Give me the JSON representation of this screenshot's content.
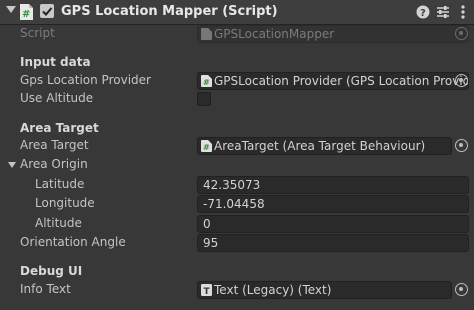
{
  "header": {
    "title": "GPS Location Mapper (Script)",
    "enabled": true,
    "icons": [
      "help-icon",
      "presets-icon",
      "more-icon"
    ]
  },
  "script": {
    "label": "Script",
    "value": "GPSLocationMapper"
  },
  "sections": {
    "input_data": "Input data",
    "area_target": "Area Target",
    "debug_ui": "Debug UI"
  },
  "fields": {
    "gps_location_provider": {
      "label": "Gps Location Provider",
      "value": "GPSLocation Provider (GPS Location Provid"
    },
    "use_altitude": {
      "label": "Use Altitude",
      "checked": false
    },
    "area_target": {
      "label": "Area Target",
      "value": "AreaTarget (Area Target Behaviour)"
    },
    "area_origin": {
      "label": "Area Origin",
      "expanded": true
    },
    "latitude": {
      "label": "Latitude",
      "value": "42.35073"
    },
    "longitude": {
      "label": "Longitude",
      "value": "-71.04458"
    },
    "altitude": {
      "label": "Altitude",
      "value": "0"
    },
    "orientation_angle": {
      "label": "Orientation Angle",
      "value": "95"
    },
    "info_text": {
      "label": "Info Text",
      "value": "Text (Legacy) (Text)"
    }
  },
  "colors": {
    "background": "#383838",
    "header": "#3e3e3e",
    "field": "#2a2a2a",
    "script_icon": "#4a9a4f"
  }
}
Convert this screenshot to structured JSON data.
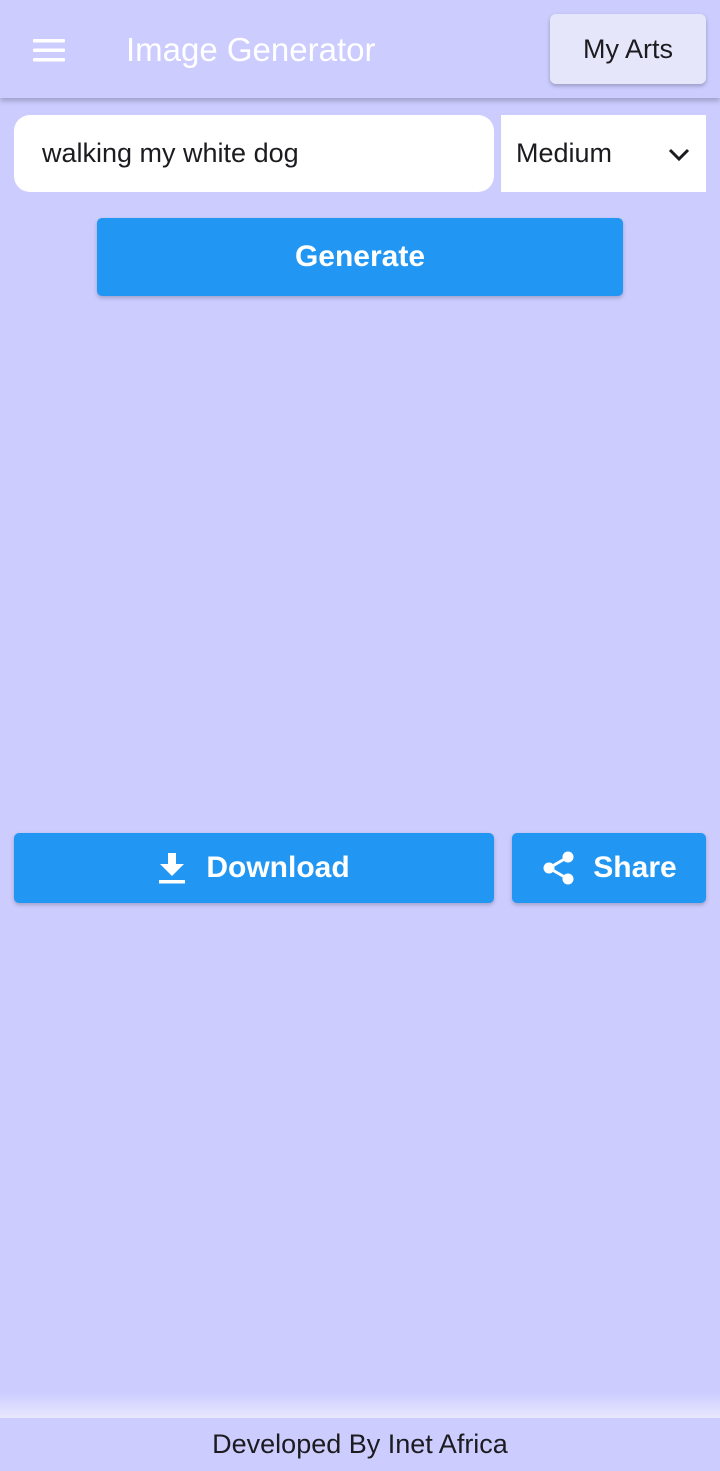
{
  "app_bar": {
    "title": "Image Generator",
    "menu_icon": "menu-icon",
    "my_arts_label": "My Arts"
  },
  "form": {
    "prompt_value": "walking my white dog",
    "size_selected": "Medium",
    "size_dropdown_icon": "chevron-down-icon",
    "generate_label": "Generate"
  },
  "actions": {
    "download_label": "Download",
    "download_icon": "download-icon",
    "share_label": "Share",
    "share_icon": "share-icon"
  },
  "footer": {
    "text": "Developed By Inet Africa"
  },
  "colors": {
    "background": "#CCCCFF",
    "primary": "#2196F3",
    "title_text": "#FFFFFF",
    "my_arts_bg": "#E6E6FB"
  }
}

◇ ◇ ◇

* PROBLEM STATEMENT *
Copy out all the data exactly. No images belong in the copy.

* SOLUTION TO THE EXERCISE *
Give me the JSON representation of this screenshot's content.
{
  "header": {
    "title": "GPS Location Mapper (Script)",
    "enabled": true,
    "icons": [
      "help-icon",
      "presets-icon",
      "more-icon"
    ]
  },
  "script": {
    "label": "Script",
    "value": "GPSLocationMapper"
  },
  "sections": {
    "input_data": "Input data",
    "area_target": "Area Target",
    "debug_ui": "Debug UI"
  },
  "fields": {
    "gps_location_provider": {
      "label": "Gps Location Provider",
      "value": "GPSLocation Provider (GPS Location Provid"
    },
    "use_altitude": {
      "label": "Use Altitude",
      "checked": false
    },
    "area_target": {
      "label": "Area Target",
      "value": "AreaTarget (Area Target Behaviour)"
    },
    "area_origin": {
      "label": "Area Origin",
      "expanded": true
    },
    "latitude": {
      "label": "Latitude",
      "value": "42.35073"
    },
    "longitude": {
      "label": "Longitude",
      "value": "-71.04458"
    },
    "altitude": {
      "label": "Altitude",
      "value": "0"
    },
    "orientation_angle": {
      "label": "Orientation Angle",
      "value": "95"
    },
    "info_text": {
      "label": "Info Text",
      "value": "Text (Legacy) (Text)"
    }
  },
  "colors": {
    "background": "#383838",
    "header": "#3e3e3e",
    "field": "#2a2a2a",
    "script_icon": "#4a9a4f"
  }
}
Convert this screenshot to structured JSON data.
{
  "app_bar": {
    "title": "Image Generator",
    "menu_icon": "menu-icon",
    "my_arts_label": "My Arts"
  },
  "form": {
    "prompt_value": "walking my white dog",
    "size_selected": "Medium",
    "size_dropdown_icon": "chevron-down-icon",
    "generate_label": "Generate"
  },
  "actions": {
    "download_label": "Download",
    "download_icon": "download-icon",
    "share_label": "Share",
    "share_icon": "share-icon"
  },
  "footer": {
    "text": "Developed By Inet Africa"
  },
  "colors": {
    "background": "#CCCCFF",
    "primary": "#2196F3",
    "title_text": "#FFFFFF",
    "my_arts_bg": "#E6E6FB"
  }
}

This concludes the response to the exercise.